About John McKenzie

John McKenzie is a trained clinical hypnotherapist working out of his office in Cheshire. He holds a Hypnotherapy Practitioner Diploma from the National Council for Hypnotherapy and adhere's to the Council's strict code of conduct.

Hypnotherapy for checking – a case study

“Do you do hypnotherapy for checking things too much? I need to check things for work, but I think it’s got a bit silly lately”. That’s how Jason* introduced himself – and, as he’d say later “with a bit of an understatement”.

The Baader Meinhof phenomenon

41 years have passed since the deaths of members of the Baader Meinhof gang in Stammheim. Whilst you may not have heard of them lately, or at all, you will have experienced the Baader Meinhof phenomenon.

The yips – a case study

It’s not often that people ask me about something I’ve never heard of before -whether that’s sympathetic pregnancy in men, or people waking up with foreign accents. But although I’d heard before of what was affecting Adam* I’d never heard of it affecting someone the way it was him.

Pheromones – our long-distance messengers

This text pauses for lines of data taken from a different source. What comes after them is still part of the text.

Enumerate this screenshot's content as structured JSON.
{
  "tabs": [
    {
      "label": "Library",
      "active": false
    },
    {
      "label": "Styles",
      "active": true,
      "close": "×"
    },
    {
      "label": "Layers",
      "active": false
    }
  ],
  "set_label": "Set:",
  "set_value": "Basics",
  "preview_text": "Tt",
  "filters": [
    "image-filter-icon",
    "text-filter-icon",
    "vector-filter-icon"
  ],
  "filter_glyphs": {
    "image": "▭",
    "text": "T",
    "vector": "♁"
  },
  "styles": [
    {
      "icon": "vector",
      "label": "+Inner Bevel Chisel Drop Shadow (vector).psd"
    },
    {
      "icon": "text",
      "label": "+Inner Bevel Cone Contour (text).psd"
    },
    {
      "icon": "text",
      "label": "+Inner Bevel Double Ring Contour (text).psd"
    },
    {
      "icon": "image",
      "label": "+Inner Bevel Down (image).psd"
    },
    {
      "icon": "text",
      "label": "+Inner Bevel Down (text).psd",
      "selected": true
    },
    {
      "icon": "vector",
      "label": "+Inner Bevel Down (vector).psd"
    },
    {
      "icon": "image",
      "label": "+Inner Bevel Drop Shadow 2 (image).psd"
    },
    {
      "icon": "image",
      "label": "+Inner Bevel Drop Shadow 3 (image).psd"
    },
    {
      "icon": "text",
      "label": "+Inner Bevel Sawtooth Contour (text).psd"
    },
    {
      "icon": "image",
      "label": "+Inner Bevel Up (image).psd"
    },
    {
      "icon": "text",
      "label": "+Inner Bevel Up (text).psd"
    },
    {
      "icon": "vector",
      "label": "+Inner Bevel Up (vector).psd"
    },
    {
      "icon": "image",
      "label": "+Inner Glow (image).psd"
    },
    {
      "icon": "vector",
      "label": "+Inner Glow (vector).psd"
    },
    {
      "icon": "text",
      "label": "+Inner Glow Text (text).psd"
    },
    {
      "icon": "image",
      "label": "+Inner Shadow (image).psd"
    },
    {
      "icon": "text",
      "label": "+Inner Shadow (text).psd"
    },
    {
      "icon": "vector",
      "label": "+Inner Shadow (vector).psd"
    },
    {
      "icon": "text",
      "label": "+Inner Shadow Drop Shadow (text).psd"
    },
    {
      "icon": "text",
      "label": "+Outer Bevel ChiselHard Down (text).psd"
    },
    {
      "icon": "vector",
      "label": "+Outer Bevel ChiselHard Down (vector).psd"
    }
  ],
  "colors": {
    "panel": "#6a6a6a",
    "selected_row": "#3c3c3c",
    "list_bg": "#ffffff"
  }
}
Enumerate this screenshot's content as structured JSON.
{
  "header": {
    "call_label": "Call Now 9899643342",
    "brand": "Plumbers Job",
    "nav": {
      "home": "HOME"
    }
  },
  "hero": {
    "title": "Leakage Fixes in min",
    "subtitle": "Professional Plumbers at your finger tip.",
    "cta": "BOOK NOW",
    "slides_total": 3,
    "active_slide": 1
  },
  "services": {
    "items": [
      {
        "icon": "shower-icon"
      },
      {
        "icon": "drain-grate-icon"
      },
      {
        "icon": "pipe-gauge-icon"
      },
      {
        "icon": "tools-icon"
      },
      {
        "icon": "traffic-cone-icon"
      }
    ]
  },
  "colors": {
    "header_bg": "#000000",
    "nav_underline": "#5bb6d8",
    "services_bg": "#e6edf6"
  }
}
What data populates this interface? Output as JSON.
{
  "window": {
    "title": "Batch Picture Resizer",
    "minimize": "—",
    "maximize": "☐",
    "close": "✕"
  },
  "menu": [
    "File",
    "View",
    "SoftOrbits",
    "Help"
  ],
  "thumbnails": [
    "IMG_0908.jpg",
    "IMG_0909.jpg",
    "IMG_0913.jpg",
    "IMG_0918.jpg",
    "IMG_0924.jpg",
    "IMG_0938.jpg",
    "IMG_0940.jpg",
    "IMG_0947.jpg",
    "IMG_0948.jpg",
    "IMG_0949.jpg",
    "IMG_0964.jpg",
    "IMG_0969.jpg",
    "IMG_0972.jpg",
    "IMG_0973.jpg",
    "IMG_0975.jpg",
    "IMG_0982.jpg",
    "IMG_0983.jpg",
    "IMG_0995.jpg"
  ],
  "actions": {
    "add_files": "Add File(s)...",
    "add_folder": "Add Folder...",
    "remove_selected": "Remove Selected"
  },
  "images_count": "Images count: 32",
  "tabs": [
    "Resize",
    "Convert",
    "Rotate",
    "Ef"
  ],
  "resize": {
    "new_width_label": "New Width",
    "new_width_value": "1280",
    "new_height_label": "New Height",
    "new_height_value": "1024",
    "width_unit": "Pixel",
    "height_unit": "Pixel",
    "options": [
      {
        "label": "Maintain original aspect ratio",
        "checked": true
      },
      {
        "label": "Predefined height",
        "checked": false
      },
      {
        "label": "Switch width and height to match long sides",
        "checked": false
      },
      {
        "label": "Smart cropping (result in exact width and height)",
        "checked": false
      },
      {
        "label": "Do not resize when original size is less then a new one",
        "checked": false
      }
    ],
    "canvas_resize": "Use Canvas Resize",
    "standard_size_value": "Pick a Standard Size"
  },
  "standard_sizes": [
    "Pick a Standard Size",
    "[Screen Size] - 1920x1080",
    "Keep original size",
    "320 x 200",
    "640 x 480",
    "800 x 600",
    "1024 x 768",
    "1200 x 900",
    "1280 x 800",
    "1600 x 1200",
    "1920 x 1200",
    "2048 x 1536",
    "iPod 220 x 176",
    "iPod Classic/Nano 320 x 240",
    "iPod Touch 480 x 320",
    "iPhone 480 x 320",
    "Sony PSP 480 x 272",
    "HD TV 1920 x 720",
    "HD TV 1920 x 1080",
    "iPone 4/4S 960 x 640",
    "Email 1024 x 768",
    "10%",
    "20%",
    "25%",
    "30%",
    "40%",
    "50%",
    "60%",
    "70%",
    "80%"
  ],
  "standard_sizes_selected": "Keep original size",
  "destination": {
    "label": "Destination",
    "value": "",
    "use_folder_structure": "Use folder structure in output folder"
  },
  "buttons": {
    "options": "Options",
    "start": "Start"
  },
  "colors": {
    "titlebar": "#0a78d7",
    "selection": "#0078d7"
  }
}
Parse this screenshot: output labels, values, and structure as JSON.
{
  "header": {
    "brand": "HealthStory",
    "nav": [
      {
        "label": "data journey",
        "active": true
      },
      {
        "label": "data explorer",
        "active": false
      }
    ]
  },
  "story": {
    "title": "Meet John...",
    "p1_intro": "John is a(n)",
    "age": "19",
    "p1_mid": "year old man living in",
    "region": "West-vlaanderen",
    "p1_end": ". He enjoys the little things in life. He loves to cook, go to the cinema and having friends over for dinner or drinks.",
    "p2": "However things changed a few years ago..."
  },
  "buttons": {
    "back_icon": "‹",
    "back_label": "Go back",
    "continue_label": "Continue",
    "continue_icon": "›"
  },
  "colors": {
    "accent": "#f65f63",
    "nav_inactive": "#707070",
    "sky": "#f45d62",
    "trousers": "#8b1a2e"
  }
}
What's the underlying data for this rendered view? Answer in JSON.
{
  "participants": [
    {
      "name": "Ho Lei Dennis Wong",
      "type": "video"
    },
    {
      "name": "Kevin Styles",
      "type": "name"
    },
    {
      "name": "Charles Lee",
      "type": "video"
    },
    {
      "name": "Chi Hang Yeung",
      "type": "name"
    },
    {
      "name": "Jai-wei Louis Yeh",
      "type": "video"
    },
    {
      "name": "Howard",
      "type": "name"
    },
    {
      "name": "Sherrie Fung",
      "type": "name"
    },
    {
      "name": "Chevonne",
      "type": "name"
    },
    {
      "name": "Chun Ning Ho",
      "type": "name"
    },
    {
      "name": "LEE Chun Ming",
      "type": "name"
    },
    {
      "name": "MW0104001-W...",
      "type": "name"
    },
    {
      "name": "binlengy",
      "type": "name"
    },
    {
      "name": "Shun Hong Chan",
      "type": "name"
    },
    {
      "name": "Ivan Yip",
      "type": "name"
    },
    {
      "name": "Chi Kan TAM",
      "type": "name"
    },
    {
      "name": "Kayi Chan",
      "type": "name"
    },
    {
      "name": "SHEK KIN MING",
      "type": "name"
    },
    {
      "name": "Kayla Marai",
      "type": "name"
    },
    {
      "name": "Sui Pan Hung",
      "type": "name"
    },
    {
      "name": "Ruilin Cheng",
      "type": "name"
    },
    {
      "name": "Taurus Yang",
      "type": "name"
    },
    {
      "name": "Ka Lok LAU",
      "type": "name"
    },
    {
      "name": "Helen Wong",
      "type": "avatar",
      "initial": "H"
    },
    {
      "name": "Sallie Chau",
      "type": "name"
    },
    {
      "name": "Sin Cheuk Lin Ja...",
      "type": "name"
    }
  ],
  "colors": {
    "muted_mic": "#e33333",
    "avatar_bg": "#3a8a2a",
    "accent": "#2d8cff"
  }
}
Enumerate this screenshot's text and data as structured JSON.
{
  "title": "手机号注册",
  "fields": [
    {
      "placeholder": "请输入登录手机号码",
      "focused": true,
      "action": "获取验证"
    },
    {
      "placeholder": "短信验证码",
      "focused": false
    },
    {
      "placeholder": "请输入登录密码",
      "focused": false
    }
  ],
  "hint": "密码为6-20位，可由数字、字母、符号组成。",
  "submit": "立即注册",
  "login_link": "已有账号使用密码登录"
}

Pheromones have been called ‘the pack animals of desire’. They’re chemical messengers that use our sense of smell as a vital route of communication between everything from couples to pigs and truffles.

Smell and memory – our deepest link

Smell and memory are inextricably linked – but smell is actually our quickest route to old and forgotten memories.

Loss of smell – anosmia

Loss of smell as a sense (anosmia) might not seem like such a big deal. But for those affected the results can be devastating – depression, isolation, and even the breakdown of relationships.

Sleep and obesity – why sleep loss stops weight loss

The link between sleep and obesity has already been recognised for some time. However, new research shows that it’s potentially much more complicated than was previously thought.

The teenage brain explained

It’s common knowledge that teenagers’ behaviour and mood swings are down to hormones and puberty. It’s also wrong – in fact the teenage brain is much different than we understood even 10 years ago.

Ill or a teenager – should I be concerned?

One question I’m often asked by concerned parents is around their childrens’ behaviour. “They’re acting out of character and getting moody and angry – are they ill or a teenager behaving normally?”

Help your teen – 7 rules for conversations

When you want to help your teen – to try to find out what is affecting their mood or behaviour – then you’re going to have to talk to them. Talking to teens isn’t always easy, and talking to people about their mental health isn’t easy, so talking to teens about their mental health is right in the middle of the difficulty Venn diagram.